What you need to do → Reproduce every line of the material below, but drop the pictures.

Information supplied →

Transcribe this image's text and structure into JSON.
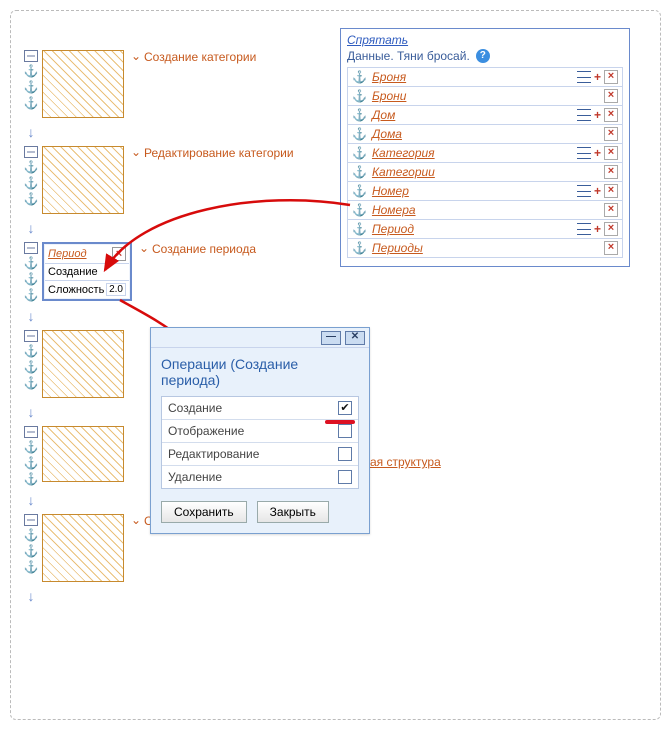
{
  "left": {
    "blocks": [
      {
        "label": "Создание категории",
        "expanded": false
      },
      {
        "label": "Редактирование категории",
        "expanded": false
      },
      {
        "label": "Создание периода",
        "expanded": true
      },
      {
        "label": "",
        "expanded": false
      },
      {
        "label": "",
        "expanded": false
      },
      {
        "label": "Создание дома",
        "expanded": false
      }
    ],
    "period": {
      "link": "Период",
      "op": "Создание",
      "diff_label": "Сложность",
      "diff_val": "2.0"
    }
  },
  "right": {
    "hide_label": "Спрятать",
    "subtitle": "Данные. Тяни бросай.",
    "items": [
      {
        "label": "Броня",
        "hasLines": true
      },
      {
        "label": "Брони",
        "hasLines": false
      },
      {
        "label": "Дом",
        "hasLines": true
      },
      {
        "label": "Дома",
        "hasLines": false
      },
      {
        "label": "Категория",
        "hasLines": true
      },
      {
        "label": "Категории",
        "hasLines": false
      },
      {
        "label": "Номер",
        "hasLines": true
      },
      {
        "label": "Номера",
        "hasLines": false
      },
      {
        "label": "Период",
        "hasLines": true
      },
      {
        "label": "Периоды",
        "hasLines": false
      }
    ]
  },
  "other_struct": "ая структура",
  "dialog": {
    "title": "Операции (Создание периода)",
    "rows": [
      {
        "label": "Создание",
        "checked": true
      },
      {
        "label": "Отображение",
        "checked": false
      },
      {
        "label": "Редактирование",
        "checked": false
      },
      {
        "label": "Удаление",
        "checked": false
      }
    ],
    "save": "Сохранить",
    "close": "Закрыть"
  }
}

Your solution →
Transcribe this image's text and structure into JSON.
{
  "left": {
    "blocks": [
      {
        "label": "Создание категории",
        "expanded": false
      },
      {
        "label": "Редактирование категории",
        "expanded": false
      },
      {
        "label": "Создание периода",
        "expanded": true
      },
      {
        "label": "",
        "expanded": false
      },
      {
        "label": "",
        "expanded": false
      },
      {
        "label": "Создание дома",
        "expanded": false
      }
    ],
    "period": {
      "link": "Период",
      "op": "Создание",
      "diff_label": "Сложность",
      "diff_val": "2.0"
    }
  },
  "right": {
    "hide_label": "Спрятать",
    "subtitle": "Данные. Тяни бросай.",
    "items": [
      {
        "label": "Броня",
        "hasLines": true
      },
      {
        "label": "Брони",
        "hasLines": false
      },
      {
        "label": "Дом",
        "hasLines": true
      },
      {
        "label": "Дома",
        "hasLines": false
      },
      {
        "label": "Категория",
        "hasLines": true
      },
      {
        "label": "Категории",
        "hasLines": false
      },
      {
        "label": "Номер",
        "hasLines": true
      },
      {
        "label": "Номера",
        "hasLines": false
      },
      {
        "label": "Период",
        "hasLines": true
      },
      {
        "label": "Периоды",
        "hasLines": false
      }
    ]
  },
  "other_struct": "ая структура",
  "dialog": {
    "title": "Операции (Создание периода)",
    "rows": [
      {
        "label": "Создание",
        "checked": true
      },
      {
        "label": "Отображение",
        "checked": false
      },
      {
        "label": "Редактирование",
        "checked": false
      },
      {
        "label": "Удаление",
        "checked": false
      }
    ],
    "save": "Сохранить",
    "close": "Закрыть"
  }
}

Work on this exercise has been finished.